[Dataset rows for apps and sites]
++++++++++++++++++++
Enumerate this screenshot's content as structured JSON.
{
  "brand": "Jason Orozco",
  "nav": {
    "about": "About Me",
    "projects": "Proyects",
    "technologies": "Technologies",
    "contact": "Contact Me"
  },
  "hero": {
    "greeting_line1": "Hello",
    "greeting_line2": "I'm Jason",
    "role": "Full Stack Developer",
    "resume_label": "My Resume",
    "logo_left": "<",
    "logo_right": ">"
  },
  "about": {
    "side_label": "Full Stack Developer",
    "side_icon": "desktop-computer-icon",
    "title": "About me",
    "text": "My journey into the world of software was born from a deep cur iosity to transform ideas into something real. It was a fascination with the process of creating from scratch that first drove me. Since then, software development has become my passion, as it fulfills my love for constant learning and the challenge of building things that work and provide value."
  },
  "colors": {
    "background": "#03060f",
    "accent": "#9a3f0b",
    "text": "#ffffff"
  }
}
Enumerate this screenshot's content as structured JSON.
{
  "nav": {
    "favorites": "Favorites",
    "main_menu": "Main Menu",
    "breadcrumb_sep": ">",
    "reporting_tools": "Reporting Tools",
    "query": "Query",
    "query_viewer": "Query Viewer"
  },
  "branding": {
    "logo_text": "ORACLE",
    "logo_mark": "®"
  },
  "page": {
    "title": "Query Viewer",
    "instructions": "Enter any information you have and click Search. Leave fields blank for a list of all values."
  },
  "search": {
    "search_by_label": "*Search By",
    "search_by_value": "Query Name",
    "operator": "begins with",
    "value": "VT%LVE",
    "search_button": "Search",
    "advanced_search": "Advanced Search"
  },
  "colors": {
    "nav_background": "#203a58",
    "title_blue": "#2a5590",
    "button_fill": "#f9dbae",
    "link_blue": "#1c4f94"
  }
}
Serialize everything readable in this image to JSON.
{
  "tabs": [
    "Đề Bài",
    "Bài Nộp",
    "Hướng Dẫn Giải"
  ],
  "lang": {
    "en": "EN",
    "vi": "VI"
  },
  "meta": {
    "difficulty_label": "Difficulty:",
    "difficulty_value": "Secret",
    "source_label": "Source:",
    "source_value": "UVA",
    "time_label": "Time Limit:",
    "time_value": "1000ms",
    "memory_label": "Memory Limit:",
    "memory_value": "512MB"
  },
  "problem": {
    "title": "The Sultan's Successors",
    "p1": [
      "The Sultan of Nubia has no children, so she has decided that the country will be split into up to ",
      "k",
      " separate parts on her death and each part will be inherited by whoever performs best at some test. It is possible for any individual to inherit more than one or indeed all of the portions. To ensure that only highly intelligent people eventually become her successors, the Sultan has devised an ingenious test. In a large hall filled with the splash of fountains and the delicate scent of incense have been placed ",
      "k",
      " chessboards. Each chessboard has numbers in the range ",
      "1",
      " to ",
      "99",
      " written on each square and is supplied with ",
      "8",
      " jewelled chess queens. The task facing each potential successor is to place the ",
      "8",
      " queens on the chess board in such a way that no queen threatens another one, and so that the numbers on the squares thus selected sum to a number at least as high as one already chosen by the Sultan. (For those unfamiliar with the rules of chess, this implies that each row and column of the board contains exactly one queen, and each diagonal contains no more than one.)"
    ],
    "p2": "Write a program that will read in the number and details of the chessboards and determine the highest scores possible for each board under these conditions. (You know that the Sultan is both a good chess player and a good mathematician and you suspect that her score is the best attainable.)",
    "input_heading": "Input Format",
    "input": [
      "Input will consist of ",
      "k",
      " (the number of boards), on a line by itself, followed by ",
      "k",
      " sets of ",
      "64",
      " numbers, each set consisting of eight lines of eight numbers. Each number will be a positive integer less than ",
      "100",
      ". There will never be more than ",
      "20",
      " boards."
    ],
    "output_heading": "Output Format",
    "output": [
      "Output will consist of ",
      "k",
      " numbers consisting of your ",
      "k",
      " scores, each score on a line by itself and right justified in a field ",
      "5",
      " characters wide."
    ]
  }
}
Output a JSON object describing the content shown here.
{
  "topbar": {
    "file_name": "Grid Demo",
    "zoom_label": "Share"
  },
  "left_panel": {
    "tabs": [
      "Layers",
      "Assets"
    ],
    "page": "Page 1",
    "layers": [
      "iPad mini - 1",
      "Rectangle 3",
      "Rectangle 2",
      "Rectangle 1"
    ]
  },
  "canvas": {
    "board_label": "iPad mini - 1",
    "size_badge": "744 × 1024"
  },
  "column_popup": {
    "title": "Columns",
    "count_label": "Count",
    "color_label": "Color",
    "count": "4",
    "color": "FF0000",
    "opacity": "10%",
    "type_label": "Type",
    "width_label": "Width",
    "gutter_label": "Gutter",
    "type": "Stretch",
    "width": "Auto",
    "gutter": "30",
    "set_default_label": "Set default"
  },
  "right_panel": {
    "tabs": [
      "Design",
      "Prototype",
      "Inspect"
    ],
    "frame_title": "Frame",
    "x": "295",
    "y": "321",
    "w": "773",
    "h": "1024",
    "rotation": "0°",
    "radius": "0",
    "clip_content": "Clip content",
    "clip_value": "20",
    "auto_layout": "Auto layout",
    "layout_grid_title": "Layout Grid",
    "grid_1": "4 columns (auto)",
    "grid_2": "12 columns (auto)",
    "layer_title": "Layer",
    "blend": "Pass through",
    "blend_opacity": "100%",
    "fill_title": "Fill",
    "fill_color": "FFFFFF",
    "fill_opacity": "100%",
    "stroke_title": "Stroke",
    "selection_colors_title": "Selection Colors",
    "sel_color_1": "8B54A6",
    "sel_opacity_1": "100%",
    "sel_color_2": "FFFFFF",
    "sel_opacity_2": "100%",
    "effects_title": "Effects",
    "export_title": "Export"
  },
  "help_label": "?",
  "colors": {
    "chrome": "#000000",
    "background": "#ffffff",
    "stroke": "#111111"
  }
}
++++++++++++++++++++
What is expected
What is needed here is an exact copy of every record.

Result of the exercise
Enumerate this screenshot's content as structured JSON.
{
  "brand": "Jason Orozco",
  "nav": {
    "about": "About Me",
    "projects": "Proyects",
    "technologies": "Technologies",
    "contact": "Contact Me"
  },
  "hero": {
    "greeting_line1": "Hello",
    "greeting_line2": "I'm Jason",
    "role": "Full Stack Developer",
    "resume_label": "My Resume",
    "logo_left": "<",
    "logo_right": ">"
  },
  "about": {
    "side_label": "Full Stack Developer",
    "side_icon": "desktop-computer-icon",
    "title": "About me",
    "text": "My journey into the world of software was born from a deep cur iosity to transform ideas into something real. It was a fascination with the process of creating from scratch that first drove me. Since then, software development has become my passion, as it fulfills my love for constant learning and the challenge of building things that work and provide value."
  },
  "colors": {
    "background": "#03060f",
    "accent": "#9a3f0b",
    "text": "#ffffff"
  }
}
Enumerate this screenshot's content as structured JSON.
{
  "nav": {
    "favorites": "Favorites",
    "main_menu": "Main Menu",
    "breadcrumb_sep": ">",
    "reporting_tools": "Reporting Tools",
    "query": "Query",
    "query_viewer": "Query Viewer"
  },
  "branding": {
    "logo_text": "ORACLE",
    "logo_mark": "®"
  },
  "page": {
    "title": "Query Viewer",
    "instructions": "Enter any information you have and click Search. Leave fields blank for a list of all values."
  },
  "search": {
    "search_by_label": "*Search By",
    "search_by_value": "Query Name",
    "operator": "begins with",
    "value": "VT%LVE",
    "search_button": "Search",
    "advanced_search": "Advanced Search"
  },
  "colors": {
    "nav_background": "#203a58",
    "title_blue": "#2a5590",
    "button_fill": "#f9dbae",
    "link_blue": "#1c4f94"
  }
}
Serialize everything readable in this image to JSON.
{
  "tabs": [
    "Đề Bài",
    "Bài Nộp",
    "Hướng Dẫn Giải"
  ],
  "lang": {
    "en": "EN",
    "vi": "VI"
  },
  "meta": {
    "difficulty_label": "Difficulty:",
    "difficulty_value": "Secret",
    "source_label": "Source:",
    "source_value": "UVA",
    "time_label": "Time Limit:",
    "time_value": "1000ms",
    "memory_label": "Memory Limit:",
    "memory_value": "512MB"
  },
  "problem": {
    "title": "The Sultan's Successors",
    "p1": [
      "The Sultan of Nubia has no children, so she has decided that the country will be split into up to ",
      "k",
      " separate parts on her death and each part will be inherited by whoever performs best at some test. It is possible for any individual to inherit more than one or indeed all of the portions. To ensure that only highly intelligent people eventually become her successors, the Sultan has devised an ingenious test. In a large hall filled with the splash of fountains and the delicate scent of incense have been placed ",
      "k",
      " chessboards. Each chessboard has numbers in the range ",
      "1",
      " to ",
      "99",
      " written on each square and is supplied with ",
      "8",
      " jewelled chess queens. The task facing each potential successor is to place the ",
      "8",
      " queens on the chess board in such a way that no queen threatens another one, and so that the numbers on the squares thus selected sum to a number at least as high as one already chosen by the Sultan. (For those unfamiliar with the rules of chess, this implies that each row and column of the board contains exactly one queen, and each diagonal contains no more than one.)"
    ],
    "p2": "Write a program that will read in the number and details of the chessboards and determine the highest scores possible for each board under these conditions. (You know that the Sultan is both a good chess player and a good mathematician and you suspect that her score is the best attainable.)",
    "input_heading": "Input Format",
    "input": [
      "Input will consist of ",
      "k",
      " (the number of boards), on a line by itself, followed by ",
      "k",
      " sets of ",
      "64",
      " numbers, each set consisting of eight lines of eight numbers. Each number will be a positive integer less than ",
      "100",
      ". There will never be more than ",
      "20",
      " boards."
    ],
    "output_heading": "Output Format",
    "output": [
      "Output will consist of ",
      "k",
      " numbers consisting of your ",
      "k",
      " scores, each score on a line by itself and right justified in a field ",
      "5",
      " characters wide."
    ]
  }
}
Output a JSON object describing the content shown here.
{
  "topbar": {
    "file_name": "Grid Demo",
    "zoom_label": "Share"
  },
  "left_panel": {
    "tabs": [
      "Layers",
      "Assets"
    ],
    "page": "Page 1",
    "layers": [
      "iPad mini - 1",
      "Rectangle 3",
      "Rectangle 2",
      "Rectangle 1"
    ]
  },
  "canvas": {
    "board_label": "iPad mini - 1",
    "size_badge": "744 × 1024"
  },
  "column_popup": {
    "title": "Columns",
    "count_label": "Count",
    "color_label": "Color",
    "count": "4",
    "color": "FF0000",
    "opacity": "10%",
    "type_label": "Type",
    "width_label": "Width",
    "gutter_label": "Gutter",
    "type": "Stretch",
    "width": "Auto",
    "gutter": "30",
    "set_default_label": "Set default"
  },
  "right_panel": {
    "tabs": [
      "Design",
      "Prototype",
      "Inspect"
    ],
    "frame_title": "Frame",
    "x": "295",
    "y": "321",
    "w": "773",
    "h": "1024",
    "rotation": "0°",
    "radius": "0",
    "clip_content": "Clip content",
    "clip_value": "20",
    "auto_layout": "Auto layout",
    "layout_grid_title": "Layout Grid",
    "grid_1": "4 columns (auto)",
    "grid_2": "12 columns (auto)",
    "layer_title": "Layer",
    "blend": "Pass through",
    "blend_opacity": "100%",
    "fill_title": "Fill",
    "fill_color": "FFFFFF",
    "fill_opacity": "100%",
    "stroke_title": "Stroke",
    "selection_colors_title": "Selection Colors",
    "sel_color_1": "8B54A6",
    "sel_opacity_1": "100%",
    "sel_color_2": "FFFFFF",
    "sel_opacity_2": "100%",
    "effects_title": "Effects",
    "export_title": "Export"
  },
  "help_label": "?",
  "colors": {
    "chrome": "#000000",
    "background": "#ffffff",
    "stroke": "#111111"
  }
}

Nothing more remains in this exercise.